Take a Banding Tour

  • Peregrine Falcons have adapted to nesting on tall buildings in cities, such as the Colonnade building along I-394 in Minneapolis, MN.
  • To band the chicks on buildings, it often requires using existing resources, such as window washing equipment.
  • Peregrine Falcons use existing building ledges for nesting, but we often supplement the ledge with a shallow-lipped nest box filled with pea gravel. Boxes help prevent eggs from rolling off the ledges.
  • Peregrine Falcons have also adapted to nesting on bridge structures, such as this bridge over the Mississippi River in Minneapolis, MN.
  • The nesting locations that Peregrine Falcons select on bridges often present unique banding challenges. This is a female falcon.
  • Banding birds that nest on bridges often requires the use of substantial equipment and a large crew of helpers. It also requires the permission of governing agencies, such as in this case, MnDot (Minnesota Department of Transporation).
  • Safety is of paramount importance. This is Harrison (Bud) Tordoff gearing up before going over the edge of the bridge.
  • Banding Peregrine Falcons is not for the faint of heart.
  • Here we go!
  • And this is what we often find under the bridge deck, four chicks, approximately 21 days old.
  • The chicks are then temporarily taken to the bridge deck for banding before being returned to their nest site.
  • Sometimes Peregrine Falcons nest in more natural sites, such as on cliffs along rivers and lakes. This is a view of the Apostle Islands in Lake Superior.
  • The views that Peregrine Falcons have is often spectacular. Hat Point, Lake Superior.
  • Nest sites on cliffs are often difficult to access.
  • Gearing up to climb a cliff site. Again, safety is a primary concern. The volunteer climbers often climb for a profession and are extremely experienced. This project could not take place without their services.
  • Banding Peregrine Falcons on cliff sites is again not for the faint of heart.
  • This is the view from the climbers as they approach a cliff site from above. On this cliff site, the Peregrine Falcons are using an abandoned raven nest.
  • Jim and John reach a cliff nest. They will collect and safely package the chicks for a ride to the top for banding.
  • Safely banded, the chicks are returned to the cliff ledge they call home.
  • This is the Lock and Dam No. 1 nest site along the Mississippi River in Minneapolis, Minnesota. A nest box was attached to a concrete wall at the top of the cliff.
  • Again, professional climbers reach the nest box, and safely load the chicks into a specially fabricated transfer case. The chicks are then lowered to the ground for banding.
  • This is the specially designed transfer case for the falcon chicks. Each chick is placed into a separate compartment for a safe journey.
  • Bud Tordoff preparing to band and draw blood from a peregrine chick.
  • A small sample of blood is drawn from each chick for use in studying the genetics of the recovered Peregrine Falcon population.
  • Once a blood sample has been drawn the metal bands are attached. A US Fish and Wildlife Service band is attached to one leg, and a colored and numbered band to the other leg.
  • The colored and numbered leg bands help provide identification of individual birds in the field.
  • Male and female peregrine falcon chicks have different size feet and legs, therefore two different sizes of bands must be used. Female chicks get the larger sized bands. One final check and back to the nest. Bands must be checked to ensure they are properly attached, i.e., not too tight and not too loose.
  • One can only guess what the adult Peregrine Falcons think of this banding operation.

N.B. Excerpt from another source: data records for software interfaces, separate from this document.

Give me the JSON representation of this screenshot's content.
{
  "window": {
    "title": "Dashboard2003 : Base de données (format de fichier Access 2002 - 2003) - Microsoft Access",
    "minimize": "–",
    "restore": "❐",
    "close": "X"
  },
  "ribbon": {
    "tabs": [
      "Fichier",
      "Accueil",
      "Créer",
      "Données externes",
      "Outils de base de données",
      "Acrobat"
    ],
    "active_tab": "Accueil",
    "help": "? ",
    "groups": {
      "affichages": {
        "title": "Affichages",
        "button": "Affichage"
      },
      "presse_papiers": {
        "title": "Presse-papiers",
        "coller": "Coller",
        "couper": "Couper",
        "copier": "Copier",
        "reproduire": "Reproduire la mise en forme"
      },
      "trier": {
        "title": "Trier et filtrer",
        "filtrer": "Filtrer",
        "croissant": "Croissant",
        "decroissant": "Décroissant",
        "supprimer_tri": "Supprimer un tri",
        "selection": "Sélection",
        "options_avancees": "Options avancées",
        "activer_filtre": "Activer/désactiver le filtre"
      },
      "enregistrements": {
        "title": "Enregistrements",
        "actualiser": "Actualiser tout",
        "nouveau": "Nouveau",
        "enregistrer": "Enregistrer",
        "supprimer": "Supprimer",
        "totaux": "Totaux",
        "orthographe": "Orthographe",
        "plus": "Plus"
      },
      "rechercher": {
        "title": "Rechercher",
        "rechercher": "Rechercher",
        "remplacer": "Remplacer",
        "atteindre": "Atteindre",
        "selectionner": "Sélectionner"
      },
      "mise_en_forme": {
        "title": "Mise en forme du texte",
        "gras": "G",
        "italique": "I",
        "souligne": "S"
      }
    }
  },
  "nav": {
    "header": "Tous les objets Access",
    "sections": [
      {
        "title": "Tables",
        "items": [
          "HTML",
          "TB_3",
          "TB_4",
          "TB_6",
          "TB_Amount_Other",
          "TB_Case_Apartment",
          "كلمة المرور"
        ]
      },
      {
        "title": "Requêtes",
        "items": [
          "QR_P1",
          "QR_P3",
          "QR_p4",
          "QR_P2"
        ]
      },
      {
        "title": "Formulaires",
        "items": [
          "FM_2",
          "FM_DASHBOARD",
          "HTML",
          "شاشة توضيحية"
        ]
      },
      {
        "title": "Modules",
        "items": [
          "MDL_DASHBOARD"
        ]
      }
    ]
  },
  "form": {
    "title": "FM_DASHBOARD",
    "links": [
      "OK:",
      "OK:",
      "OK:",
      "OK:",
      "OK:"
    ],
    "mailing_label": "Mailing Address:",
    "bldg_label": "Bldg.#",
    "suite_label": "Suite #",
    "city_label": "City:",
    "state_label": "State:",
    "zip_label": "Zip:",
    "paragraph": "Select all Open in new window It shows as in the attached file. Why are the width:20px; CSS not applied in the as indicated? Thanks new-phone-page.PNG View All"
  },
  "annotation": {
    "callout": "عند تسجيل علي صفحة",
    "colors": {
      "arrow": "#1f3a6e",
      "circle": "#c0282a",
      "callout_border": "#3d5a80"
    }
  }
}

Get our brochure

Download the Midwest Peregrine Society brochure. The brochure is a PDF file and can be printed as a tri-fold handout.